Even if they stood alone, the stained glass in the cathedral of LEÓN and the Romanesque wall paintings in its Panteón Real would merit a very considerable journey, but there’s much more to the city than this. An attractive provincial capital that welcomes camino pilgrims by the thousand, it also presents itself as a lively university town with one of the best tapas bar scenes in Spain. Handsome old- and new-town areas complement each other, set back from extensive riverside gardens, and, while the city’s major monuments are renowned, León is a fine place simply to spend a relaxed day or two. Large parts of the encircling medieval walls are still intact, and the tangle of narrow streets within is shabby in part, though the ramshackle buildings in faded ochre and rose pink give the casco antiguo a charm all of its own. By day, apart from the crowds around the cathedral and San Isidoro, it’s much quieter in the pretty lanes and squares, though always with the accompanying footfall of arriving camino hikers making their way into town. At night, the old town bursts into life, with the streets thronged with people and the bars packed out. Things really take off during Semana Santa, and for the fiestas of San Juan and San Pedro in the last week of June. The celebrations, concentrated around the Plaza Mayor, get pretty riotous, with an enjoyable blend of medieval pageantry and buffoonery.
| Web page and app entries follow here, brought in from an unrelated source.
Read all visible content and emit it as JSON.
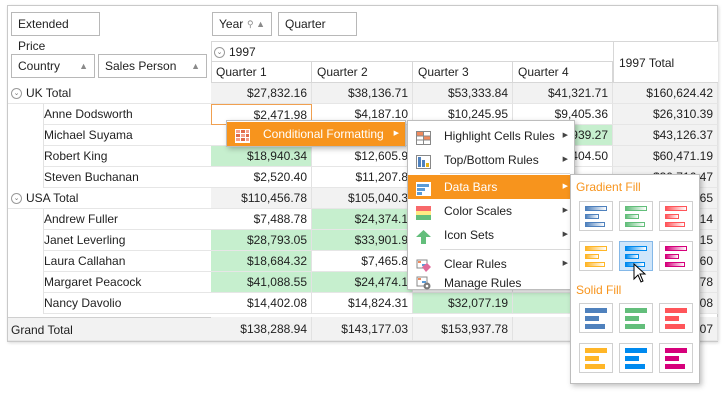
{
  "fields": {
    "data_field": "Extended Price",
    "column_fields": [
      "Year",
      "Quarter"
    ],
    "row_fields": [
      "Country",
      "Sales Person"
    ]
  },
  "column_header": {
    "year": "1997",
    "quarters": [
      "Quarter 1",
      "Quarter 2",
      "Quarter 3",
      "Quarter 4"
    ],
    "year_total": "1997 Total"
  },
  "rows": [
    {
      "label": "UK Total",
      "kind": "total",
      "values": [
        "$27,832.16",
        "$38,136.71",
        "$53,333.84",
        "$41,321.71",
        "$160,624.42"
      ]
    },
    {
      "label": "Anne Dodsworth",
      "kind": "person",
      "values": [
        "$2,471.98",
        "$4,187.10",
        "$10,245.95",
        "$9,405.36",
        "$26,310.39"
      ]
    },
    {
      "label": "Michael Suyama",
      "kind": "person",
      "values": [
        "",
        "",
        "",
        "939.27",
        "$43,126.37"
      ]
    },
    {
      "label": "Robert King",
      "kind": "person",
      "values": [
        "$18,940.34",
        "$12,605.9",
        "",
        "404.50",
        "$60,471.19"
      ]
    },
    {
      "label": "Steven Buchanan",
      "kind": "person",
      "values": [
        "$2,520.40",
        "$11,207.8",
        "",
        "",
        "$30,716.47"
      ]
    },
    {
      "label": "USA Total",
      "kind": "total",
      "values": [
        "$110,456.78",
        "$105,040.3",
        "",
        "",
        "$371,341.65"
      ]
    },
    {
      "label": "Andrew Fuller",
      "kind": "person",
      "values": [
        "$7,488.78",
        "$24,374.1",
        "",
        "",
        "$70,444.14"
      ]
    },
    {
      "label": "Janet Leverling",
      "kind": "person",
      "values": [
        "$28,793.05",
        "$33,901.9",
        "",
        "",
        "$108,026.15"
      ]
    },
    {
      "label": "Laura Callahan",
      "kind": "person",
      "values": [
        "$18,684.32",
        "$7,465.8",
        "",
        "",
        "$56,032.60"
      ]
    },
    {
      "label": "Margaret Peacock",
      "kind": "person",
      "values": [
        "$41,088.55",
        "$24,474.1",
        "",
        "",
        "$128,809.78"
      ]
    },
    {
      "label": "Nancy Davolio",
      "kind": "person",
      "values": [
        "$14,402.08",
        "$14,824.31",
        "$32,077.19",
        "$31",
        "$93,148.08"
      ]
    }
  ],
  "grand_total": {
    "label": "Grand Total",
    "values": [
      "$138,288.94",
      "$143,177.03",
      "$153,937.78",
      "$181",
      "$531,966.07"
    ]
  },
  "green_cells": [
    [
      3,
      0
    ],
    [
      6,
      1
    ],
    [
      7,
      0
    ],
    [
      7,
      1
    ],
    [
      8,
      0
    ],
    [
      9,
      0
    ],
    [
      9,
      1
    ],
    [
      10,
      2
    ],
    [
      10,
      3
    ],
    [
      2,
      3
    ]
  ],
  "context_menu": {
    "item": "Conditional Formatting"
  },
  "cf_submenu": {
    "items": [
      "Highlight Cells Rules",
      "Top/Bottom Rules",
      "Data Bars",
      "Color Scales",
      "Icon Sets",
      "Clear Rules",
      "Manage Rules"
    ]
  },
  "databars_gallery": {
    "gradient_title": "Gradient Fill",
    "solid_title": "Solid Fill",
    "colors": [
      "#4f81bd",
      "#63be7b",
      "#ff555a",
      "#ffb628",
      "#008aef",
      "#d6007b"
    ]
  }
}
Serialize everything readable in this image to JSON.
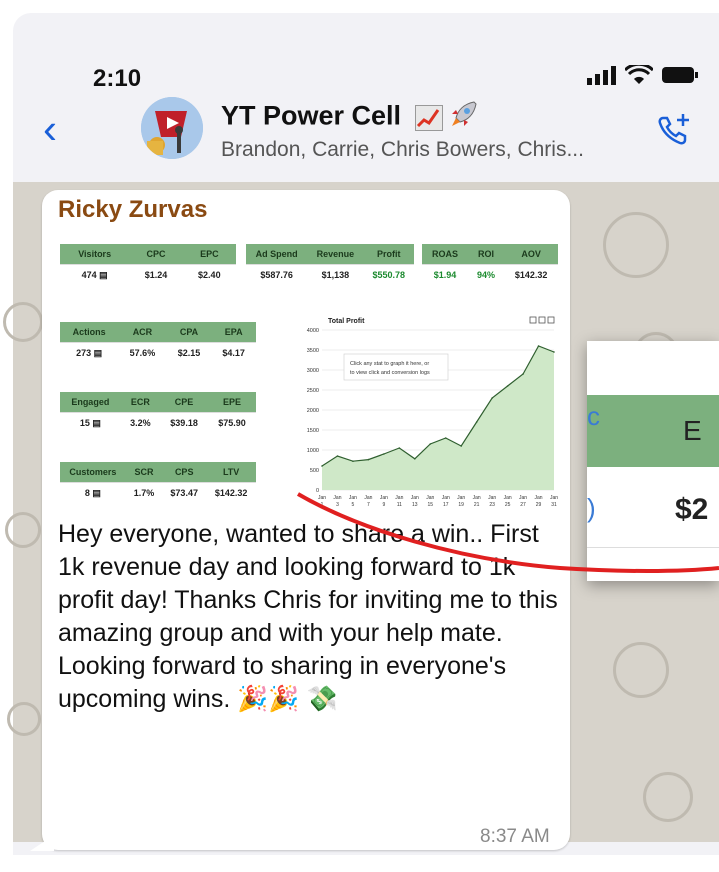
{
  "status": {
    "time": "2:10"
  },
  "header": {
    "title": "YT Power Cell",
    "members": "Brandon, Carrie, Chris Bowers, Chris..."
  },
  "message": {
    "sender": "Ricky Zurvas",
    "text": "Hey everyone, wanted to share a win.. First 1k revenue day and looking forward to 1k profit day! Thanks Chris for inviting me to this amazing group and with your help mate. Looking forward to sharing in everyone's upcoming wins. 🎉🎉 💸",
    "time": "8:37 AM"
  },
  "dashboard": {
    "row1": {
      "a": {
        "headers": [
          "Visitors",
          "CPC",
          "EPC"
        ],
        "values": [
          "474 ▤",
          "$1.24",
          "$2.40"
        ]
      },
      "b": {
        "headers": [
          "Ad Spend",
          "Revenue",
          "Profit"
        ],
        "values": [
          "$587.76",
          "$1,138",
          "$550.78"
        ]
      },
      "c": {
        "headers": [
          "ROAS",
          "ROI",
          "AOV"
        ],
        "values": [
          "$1.94",
          "94%",
          "$142.32"
        ]
      }
    },
    "actions": {
      "headers": [
        "Actions",
        "ACR",
        "CPA",
        "EPA"
      ],
      "values": [
        "273 ▤",
        "57.6%",
        "$2.15",
        "$4.17"
      ]
    },
    "engaged": {
      "headers": [
        "Engaged",
        "ECR",
        "CPE",
        "EPE"
      ],
      "values": [
        "15 ▤",
        "3.2%",
        "$39.18",
        "$75.90"
      ]
    },
    "customers": {
      "headers": [
        "Customers",
        "SCR",
        "CPS",
        "LTV"
      ],
      "values": [
        "8 ▤",
        "1.7%",
        "$73.47",
        "$142.32"
      ]
    }
  },
  "chart_data": {
    "type": "area",
    "title": "Total Profit",
    "note_line1": "Click any stat to graph it here, or",
    "note_line2": "to view click and conversion logs",
    "ylim": [
      0,
      4000
    ],
    "yticks": [
      0,
      500,
      1000,
      1500,
      2000,
      2500,
      3000,
      3500,
      4000
    ],
    "x": [
      "Jan 1",
      "Jan 3",
      "Jan 5",
      "Jan 7",
      "Jan 9",
      "Jan 11",
      "Jan 13",
      "Jan 15",
      "Jan 17",
      "Jan 19",
      "Jan 21",
      "Jan 23",
      "Jan 25",
      "Jan 27",
      "Jan 29",
      "Jan 31"
    ],
    "values": [
      600,
      850,
      720,
      760,
      900,
      1050,
      780,
      1150,
      1300,
      1100,
      1700,
      2300,
      2600,
      2900,
      3600,
      3450
    ],
    "xlabels": [
      [
        "Jan",
        "1"
      ],
      [
        "Jan",
        "3"
      ],
      [
        "Jan",
        "5"
      ],
      [
        "Jan",
        "7"
      ],
      [
        "Jan",
        "9"
      ],
      [
        "Jan",
        "11"
      ],
      [
        "Jan",
        "13"
      ],
      [
        "Jan",
        "15"
      ],
      [
        "Jan",
        "17"
      ],
      [
        "Jan",
        "19"
      ],
      [
        "Jan",
        "21"
      ],
      [
        "Jan",
        "23"
      ],
      [
        "Jan",
        "25"
      ],
      [
        "Jan",
        "27"
      ],
      [
        "Jan",
        "29"
      ],
      [
        "Jan",
        "31"
      ]
    ],
    "colors": {
      "fill": "#cfe8c8",
      "line": "#2f5f2f"
    }
  },
  "popup": {
    "header_letter": "E",
    "value": "$2",
    "left_top": "c",
    "left_bottom": ")"
  }
}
Aside from an early Roman presence, León’s history is that of the Reconquest. In 914, as the Christians edged their way south from Asturias, Asturian king Ordoño II transferred his capital from Oviedo to León. Despite being sacked by the dreaded al-Mansur in 996, the new capital rapidly eclipsed the old, and as more and more territory came under the control of León it was divided into new administrative groupings: in 1035, the county of Castile matured into a fully fledged kingdom with its capital at Burgos. For the next two centuries, León and Castile jointly spearheaded the war against the Moors until, by the thirteenth century, Castile had come finally to dominate her mother kingdom. These two centuries were nevertheless the period of León’s greatest power, from which date most of her finest buildings.